→ Records for this task
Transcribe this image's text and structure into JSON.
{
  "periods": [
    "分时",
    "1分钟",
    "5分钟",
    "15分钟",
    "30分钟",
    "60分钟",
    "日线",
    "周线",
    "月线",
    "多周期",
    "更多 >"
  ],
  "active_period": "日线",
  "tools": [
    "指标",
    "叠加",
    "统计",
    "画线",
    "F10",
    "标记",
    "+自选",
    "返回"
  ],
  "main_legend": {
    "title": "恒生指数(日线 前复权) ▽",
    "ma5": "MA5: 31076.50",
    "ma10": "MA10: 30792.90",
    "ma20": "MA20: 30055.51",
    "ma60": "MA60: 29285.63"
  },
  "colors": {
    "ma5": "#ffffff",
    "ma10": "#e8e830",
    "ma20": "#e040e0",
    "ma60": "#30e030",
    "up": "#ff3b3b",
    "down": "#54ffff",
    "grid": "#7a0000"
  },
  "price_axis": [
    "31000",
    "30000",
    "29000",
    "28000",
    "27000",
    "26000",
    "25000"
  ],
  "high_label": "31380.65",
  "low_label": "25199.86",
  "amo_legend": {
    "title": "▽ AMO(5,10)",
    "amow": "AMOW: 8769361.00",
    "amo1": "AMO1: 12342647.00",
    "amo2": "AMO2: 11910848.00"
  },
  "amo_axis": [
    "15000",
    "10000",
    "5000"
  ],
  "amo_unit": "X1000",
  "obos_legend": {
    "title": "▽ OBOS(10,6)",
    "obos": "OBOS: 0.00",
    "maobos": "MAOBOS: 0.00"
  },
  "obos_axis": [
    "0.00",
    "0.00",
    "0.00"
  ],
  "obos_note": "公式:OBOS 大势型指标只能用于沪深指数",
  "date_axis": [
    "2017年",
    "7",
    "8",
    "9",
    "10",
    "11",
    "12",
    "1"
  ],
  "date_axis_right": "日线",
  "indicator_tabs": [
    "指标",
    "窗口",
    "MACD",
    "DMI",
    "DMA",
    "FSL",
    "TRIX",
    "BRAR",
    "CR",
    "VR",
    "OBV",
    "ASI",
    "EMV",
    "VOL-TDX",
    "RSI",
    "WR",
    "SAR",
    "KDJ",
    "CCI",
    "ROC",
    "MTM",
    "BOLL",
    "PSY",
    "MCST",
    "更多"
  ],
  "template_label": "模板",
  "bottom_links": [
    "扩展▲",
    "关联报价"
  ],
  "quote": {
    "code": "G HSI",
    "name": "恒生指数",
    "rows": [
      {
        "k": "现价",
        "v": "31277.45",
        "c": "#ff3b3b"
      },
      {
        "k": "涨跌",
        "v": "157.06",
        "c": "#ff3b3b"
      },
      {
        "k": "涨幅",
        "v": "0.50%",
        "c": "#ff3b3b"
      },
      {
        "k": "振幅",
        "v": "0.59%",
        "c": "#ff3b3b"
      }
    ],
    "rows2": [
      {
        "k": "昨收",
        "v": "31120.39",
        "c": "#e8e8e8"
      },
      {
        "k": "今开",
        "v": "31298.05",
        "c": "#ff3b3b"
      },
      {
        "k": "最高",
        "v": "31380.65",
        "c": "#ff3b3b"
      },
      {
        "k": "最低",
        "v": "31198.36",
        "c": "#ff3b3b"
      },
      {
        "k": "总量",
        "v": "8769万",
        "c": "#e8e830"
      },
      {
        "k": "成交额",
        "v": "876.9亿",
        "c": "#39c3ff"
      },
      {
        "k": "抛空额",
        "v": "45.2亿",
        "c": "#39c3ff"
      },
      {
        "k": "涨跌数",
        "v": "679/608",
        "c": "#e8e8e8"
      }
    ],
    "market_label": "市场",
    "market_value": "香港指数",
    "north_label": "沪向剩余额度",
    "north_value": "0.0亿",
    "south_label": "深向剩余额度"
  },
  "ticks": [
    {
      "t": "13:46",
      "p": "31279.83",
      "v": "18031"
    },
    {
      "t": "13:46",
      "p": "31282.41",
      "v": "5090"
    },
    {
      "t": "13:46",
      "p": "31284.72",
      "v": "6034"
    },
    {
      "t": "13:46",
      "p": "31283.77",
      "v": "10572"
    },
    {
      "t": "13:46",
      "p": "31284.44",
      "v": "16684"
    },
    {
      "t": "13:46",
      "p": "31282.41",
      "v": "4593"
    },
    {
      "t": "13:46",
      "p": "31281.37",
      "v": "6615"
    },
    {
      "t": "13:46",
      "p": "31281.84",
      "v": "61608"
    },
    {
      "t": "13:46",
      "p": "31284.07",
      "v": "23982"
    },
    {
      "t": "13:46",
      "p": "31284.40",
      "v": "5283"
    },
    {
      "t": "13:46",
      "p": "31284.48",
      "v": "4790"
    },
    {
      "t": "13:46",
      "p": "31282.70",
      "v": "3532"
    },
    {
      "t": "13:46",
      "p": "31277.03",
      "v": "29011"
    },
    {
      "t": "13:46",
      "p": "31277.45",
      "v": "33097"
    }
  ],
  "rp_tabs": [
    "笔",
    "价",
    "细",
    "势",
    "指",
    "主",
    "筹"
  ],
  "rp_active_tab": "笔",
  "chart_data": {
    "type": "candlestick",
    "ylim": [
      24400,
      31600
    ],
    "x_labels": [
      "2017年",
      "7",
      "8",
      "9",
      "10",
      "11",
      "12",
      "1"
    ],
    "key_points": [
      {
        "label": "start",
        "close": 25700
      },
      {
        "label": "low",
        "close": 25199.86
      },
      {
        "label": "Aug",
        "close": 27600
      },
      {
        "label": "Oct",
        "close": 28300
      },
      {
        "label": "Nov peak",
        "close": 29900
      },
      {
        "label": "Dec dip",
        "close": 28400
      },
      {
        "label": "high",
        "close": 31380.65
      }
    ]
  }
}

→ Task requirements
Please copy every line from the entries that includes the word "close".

→ Solution
        "close": 25700
        "close": 25199.86
        "close": 27600
        "close": 28300
        "close": 29900
        "close": 28400
        "close": 31380.65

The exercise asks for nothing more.